Located at the corner of Cottonwood and Fallon in Bozeman, the West Edge Condominiums are a development of the Human Resource Development Council of District IX, Inc. or HRDC, a non-profit community action agency, as part of the Neighborhood Stabilization Program funded by the Montana Department of Commerce. Funds were awarded to the HRDC in partnership with Gallatin County to purchase foreclosed properties, make necessary improvements, and construct additional units. The units are then sold to households living and working in the community who were formerly priced out of the market.
Cross-laminated timber (CLT) continues to receive more attention nationally and locally as an innovative and economical solution for utilizing wood construction in taller buildings.

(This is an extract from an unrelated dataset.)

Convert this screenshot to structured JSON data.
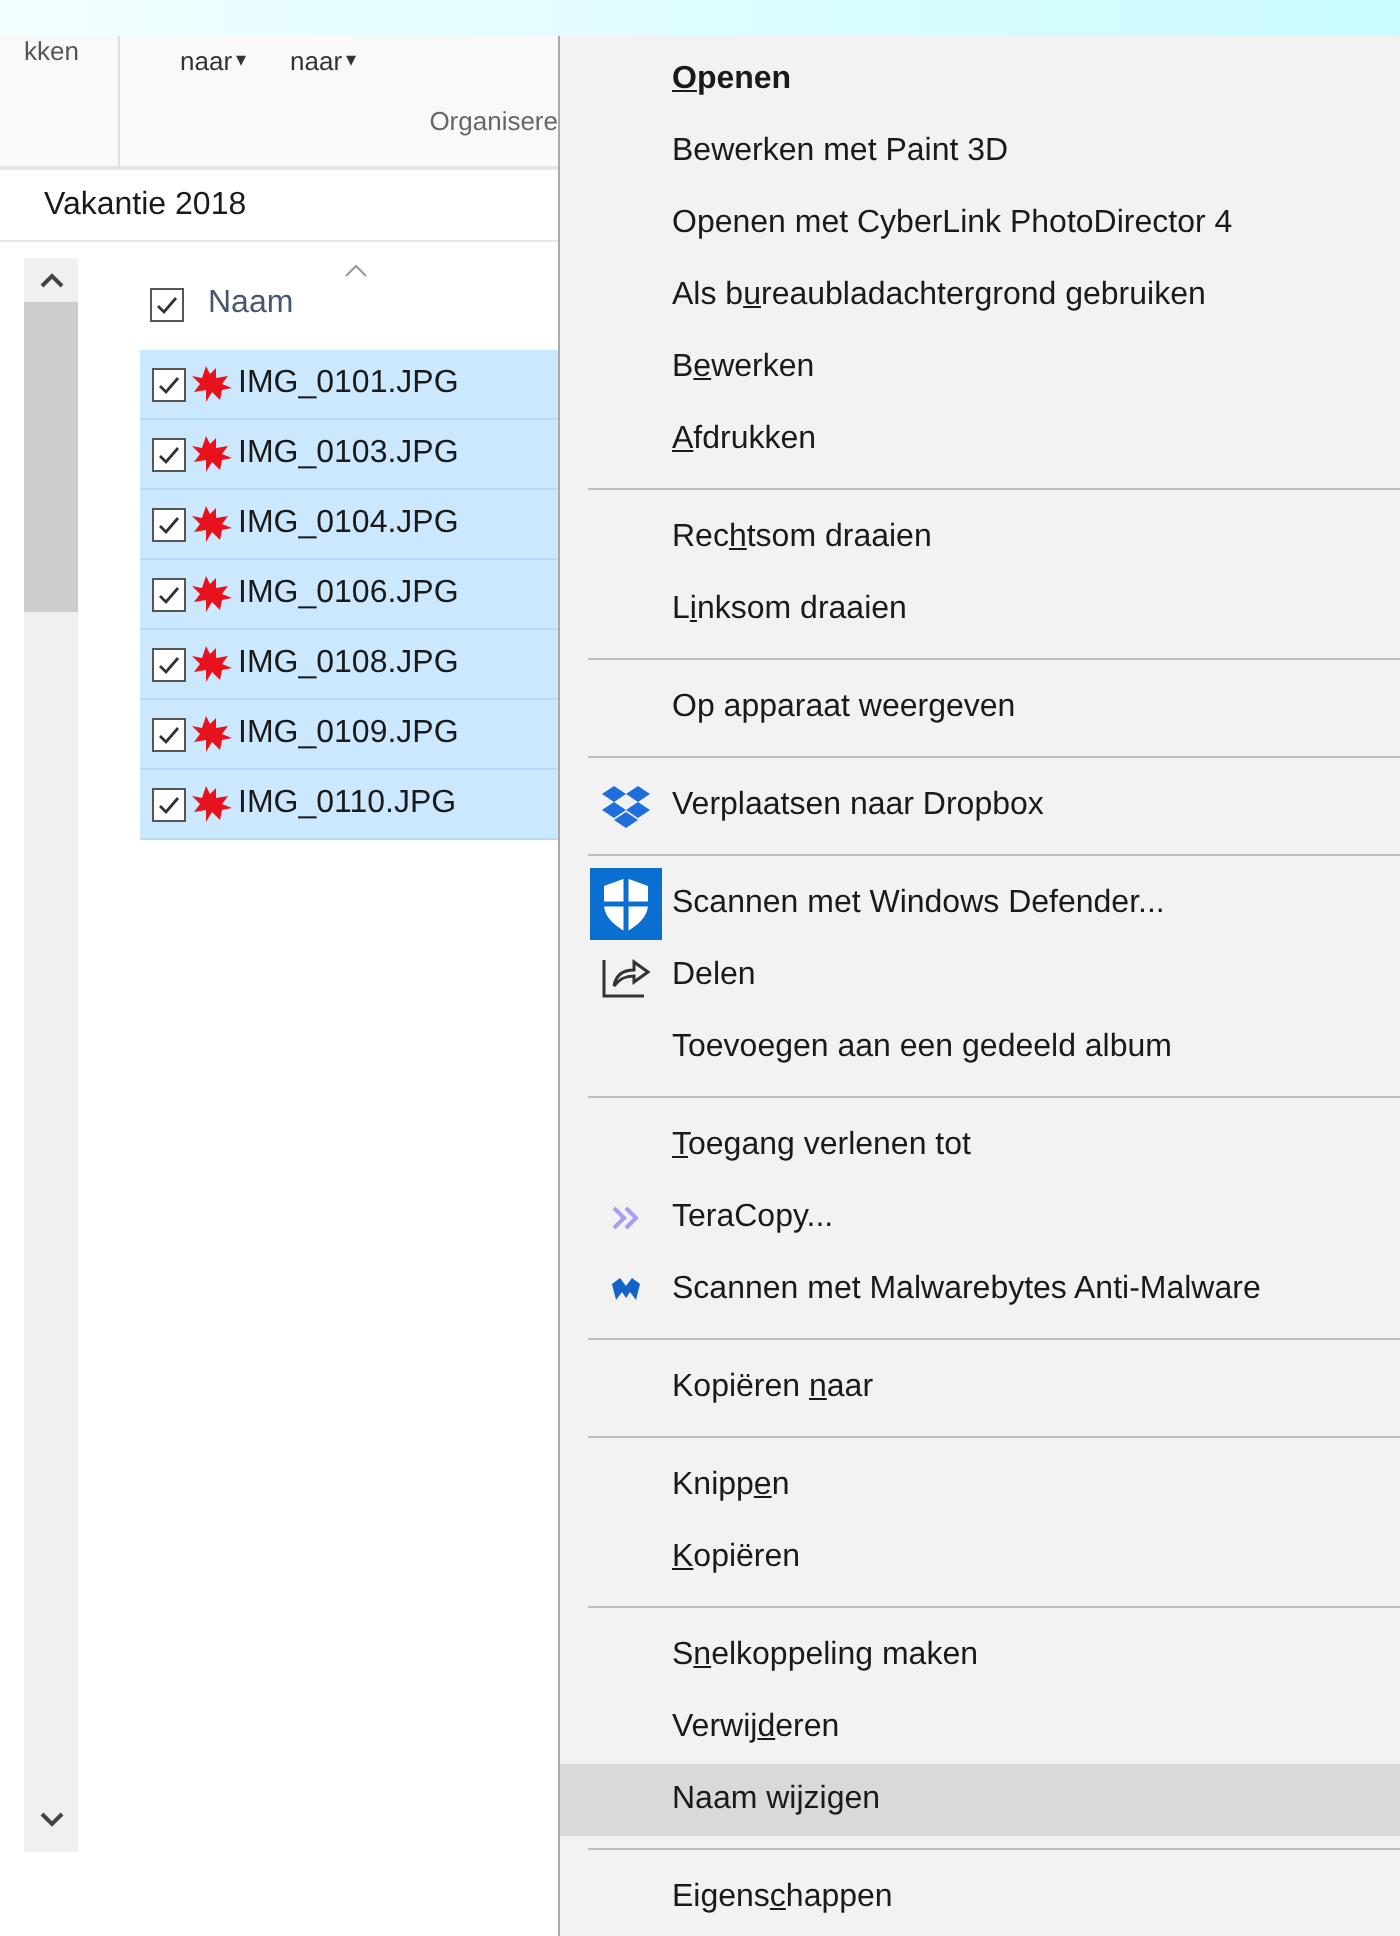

While multi-story CLT buildings have been constructed in Europe, Canada, and Australia over the past 20 years, its use as a primary building material in the United States is still in the early stages of development.
CLT may also be classified as mass timber construction, which is building construction that uses large prefabricated wood panel members such as CLT and engineered wood for wall, floor, and roof construction. Glulam material may also be used in beam and column applications.
Construction was recently completed on Fire Station 76 for Multnomah County Rural Fire Protection District No. 10, located in Gresham, OR. Nishkian Dean participated in the project as the structural engineer of record, working directly with Hennebery Eddy Architects and Bremik Construction. The station is operated by The City of Gresham fire department.
The new 11,600 square foot facility replaces a smaller facility located across the street near 302nd Avenue and SE Dodge Park Blvd. A new station was required to serve the increasing demands caused by growth of the surrounding areas.
Basics of Lateral Load Resisting Systems in Wood Frame Buildings
Buildings resist wind and seismic forces through a combination of horizontal and vertical lateral force resisting systems. The lateral forces are first transferred through the horizontal elements at each floor which then act as deep beams to distribute the loads to the vertical elements. In wood frame construction, the horizontal elements are typically floor and roof diaphragms consisting of plywood sheathing nailed to wood framing members, such as joists, beams, and blocking. The vertical elements are typically shear walls consisting of plywood sheathing nailed to studs and blocking. Shear walls are anchored to the building foundation or an elevated concrete podium slab, both of which are designed to resist lateral loads and uplift forces.